• [Required action] Going through the entries below, copy out each line that contains "Hrvatske".

• [Dataset extract]
__________________________________________________

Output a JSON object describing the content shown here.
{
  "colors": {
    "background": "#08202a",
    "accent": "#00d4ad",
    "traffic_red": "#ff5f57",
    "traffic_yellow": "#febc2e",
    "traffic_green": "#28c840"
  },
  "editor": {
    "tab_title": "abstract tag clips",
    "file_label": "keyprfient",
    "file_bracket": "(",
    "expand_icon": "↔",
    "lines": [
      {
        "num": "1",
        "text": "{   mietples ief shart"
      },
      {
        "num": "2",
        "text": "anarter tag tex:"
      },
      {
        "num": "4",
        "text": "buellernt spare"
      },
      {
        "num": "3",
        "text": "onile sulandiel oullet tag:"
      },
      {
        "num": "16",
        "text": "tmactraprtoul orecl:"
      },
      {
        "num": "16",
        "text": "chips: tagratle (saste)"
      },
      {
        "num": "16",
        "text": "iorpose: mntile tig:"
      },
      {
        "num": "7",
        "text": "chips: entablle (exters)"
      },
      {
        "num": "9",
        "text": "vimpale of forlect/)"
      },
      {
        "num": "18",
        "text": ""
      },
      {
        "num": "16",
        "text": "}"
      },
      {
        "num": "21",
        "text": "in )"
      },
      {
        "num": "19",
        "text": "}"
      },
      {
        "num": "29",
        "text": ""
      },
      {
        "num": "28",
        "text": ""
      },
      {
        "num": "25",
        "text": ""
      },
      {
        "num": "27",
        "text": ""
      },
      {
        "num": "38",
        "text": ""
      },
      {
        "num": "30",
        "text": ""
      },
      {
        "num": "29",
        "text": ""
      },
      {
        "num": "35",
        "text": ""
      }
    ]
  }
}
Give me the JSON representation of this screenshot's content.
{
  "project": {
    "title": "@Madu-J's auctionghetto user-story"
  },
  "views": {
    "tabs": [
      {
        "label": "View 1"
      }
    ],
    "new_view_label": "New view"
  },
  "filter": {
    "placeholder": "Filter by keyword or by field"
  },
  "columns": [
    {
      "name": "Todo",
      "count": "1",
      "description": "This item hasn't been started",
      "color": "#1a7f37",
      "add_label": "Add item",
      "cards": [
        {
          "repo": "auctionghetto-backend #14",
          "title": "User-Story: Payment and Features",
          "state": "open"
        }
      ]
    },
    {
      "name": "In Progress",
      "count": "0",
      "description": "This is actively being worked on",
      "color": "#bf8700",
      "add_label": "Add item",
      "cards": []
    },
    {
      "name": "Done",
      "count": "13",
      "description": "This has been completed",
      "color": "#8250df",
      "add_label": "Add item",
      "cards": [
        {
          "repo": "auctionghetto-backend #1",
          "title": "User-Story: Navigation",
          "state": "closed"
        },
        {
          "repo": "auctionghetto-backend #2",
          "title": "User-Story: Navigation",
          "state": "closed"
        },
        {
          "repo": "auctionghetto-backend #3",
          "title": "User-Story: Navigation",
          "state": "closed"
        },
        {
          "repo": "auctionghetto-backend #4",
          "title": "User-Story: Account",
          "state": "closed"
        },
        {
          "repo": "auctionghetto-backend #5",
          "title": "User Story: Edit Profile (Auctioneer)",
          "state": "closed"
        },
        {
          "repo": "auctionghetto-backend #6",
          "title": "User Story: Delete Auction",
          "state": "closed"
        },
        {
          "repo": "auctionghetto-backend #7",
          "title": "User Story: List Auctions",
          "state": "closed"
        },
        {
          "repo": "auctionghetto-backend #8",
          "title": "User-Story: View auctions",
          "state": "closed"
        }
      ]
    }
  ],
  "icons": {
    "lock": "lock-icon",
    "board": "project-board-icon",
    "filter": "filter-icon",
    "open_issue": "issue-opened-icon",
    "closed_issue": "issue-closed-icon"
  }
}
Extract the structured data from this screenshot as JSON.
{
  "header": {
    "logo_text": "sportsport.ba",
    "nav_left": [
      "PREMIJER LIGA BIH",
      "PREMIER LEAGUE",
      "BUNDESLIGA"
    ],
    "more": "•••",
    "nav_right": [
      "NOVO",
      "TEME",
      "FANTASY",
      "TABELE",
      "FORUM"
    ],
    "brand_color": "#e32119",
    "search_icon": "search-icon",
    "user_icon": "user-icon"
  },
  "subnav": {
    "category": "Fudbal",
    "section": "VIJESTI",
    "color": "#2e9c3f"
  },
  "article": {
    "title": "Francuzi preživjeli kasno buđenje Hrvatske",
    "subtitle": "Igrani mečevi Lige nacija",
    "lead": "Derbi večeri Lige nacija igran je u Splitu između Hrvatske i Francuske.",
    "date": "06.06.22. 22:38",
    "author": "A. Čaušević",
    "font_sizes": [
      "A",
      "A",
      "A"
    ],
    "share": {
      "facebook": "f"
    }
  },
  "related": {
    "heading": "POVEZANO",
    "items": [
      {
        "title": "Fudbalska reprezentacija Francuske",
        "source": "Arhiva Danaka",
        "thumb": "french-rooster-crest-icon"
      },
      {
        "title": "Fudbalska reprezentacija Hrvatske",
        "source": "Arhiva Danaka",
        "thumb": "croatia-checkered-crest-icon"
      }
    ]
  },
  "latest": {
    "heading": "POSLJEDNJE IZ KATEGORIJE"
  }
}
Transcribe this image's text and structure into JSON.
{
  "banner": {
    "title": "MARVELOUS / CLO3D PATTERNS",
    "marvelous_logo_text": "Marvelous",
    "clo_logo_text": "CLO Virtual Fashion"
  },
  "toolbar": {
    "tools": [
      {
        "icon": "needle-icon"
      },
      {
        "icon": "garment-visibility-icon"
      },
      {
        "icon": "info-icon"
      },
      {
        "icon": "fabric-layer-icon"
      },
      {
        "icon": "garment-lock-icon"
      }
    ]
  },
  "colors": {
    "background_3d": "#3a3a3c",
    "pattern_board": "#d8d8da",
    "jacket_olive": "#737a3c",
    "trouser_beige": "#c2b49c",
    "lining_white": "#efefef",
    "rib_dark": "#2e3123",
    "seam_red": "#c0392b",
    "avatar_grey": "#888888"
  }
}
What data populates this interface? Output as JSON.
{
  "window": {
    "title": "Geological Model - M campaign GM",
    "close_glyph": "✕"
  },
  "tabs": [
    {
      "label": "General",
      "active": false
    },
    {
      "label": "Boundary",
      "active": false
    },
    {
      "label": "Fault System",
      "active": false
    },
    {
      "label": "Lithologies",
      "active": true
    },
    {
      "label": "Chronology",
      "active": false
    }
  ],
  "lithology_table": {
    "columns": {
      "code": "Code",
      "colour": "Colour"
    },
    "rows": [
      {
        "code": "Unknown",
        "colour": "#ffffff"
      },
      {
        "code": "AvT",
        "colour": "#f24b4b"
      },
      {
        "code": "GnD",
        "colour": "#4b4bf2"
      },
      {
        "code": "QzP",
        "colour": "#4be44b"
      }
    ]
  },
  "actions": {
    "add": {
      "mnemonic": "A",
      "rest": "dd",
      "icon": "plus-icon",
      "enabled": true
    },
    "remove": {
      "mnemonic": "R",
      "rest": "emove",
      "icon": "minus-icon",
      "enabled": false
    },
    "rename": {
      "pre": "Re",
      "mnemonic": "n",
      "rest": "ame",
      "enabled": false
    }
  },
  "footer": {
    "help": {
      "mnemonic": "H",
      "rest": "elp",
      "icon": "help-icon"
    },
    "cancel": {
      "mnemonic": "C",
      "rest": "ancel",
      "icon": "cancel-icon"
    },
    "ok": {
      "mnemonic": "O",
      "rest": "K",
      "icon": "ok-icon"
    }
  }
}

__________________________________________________

• [Task result]
    "title": "Francuzi preživjeli kasno buđenje Hrvatske",
    "lead": "Derbi večeri Lige nacija igran je u Splitu između Hrvatske i Francuske.",
        "title": "Fudbalska reprezentacija Hrvatske",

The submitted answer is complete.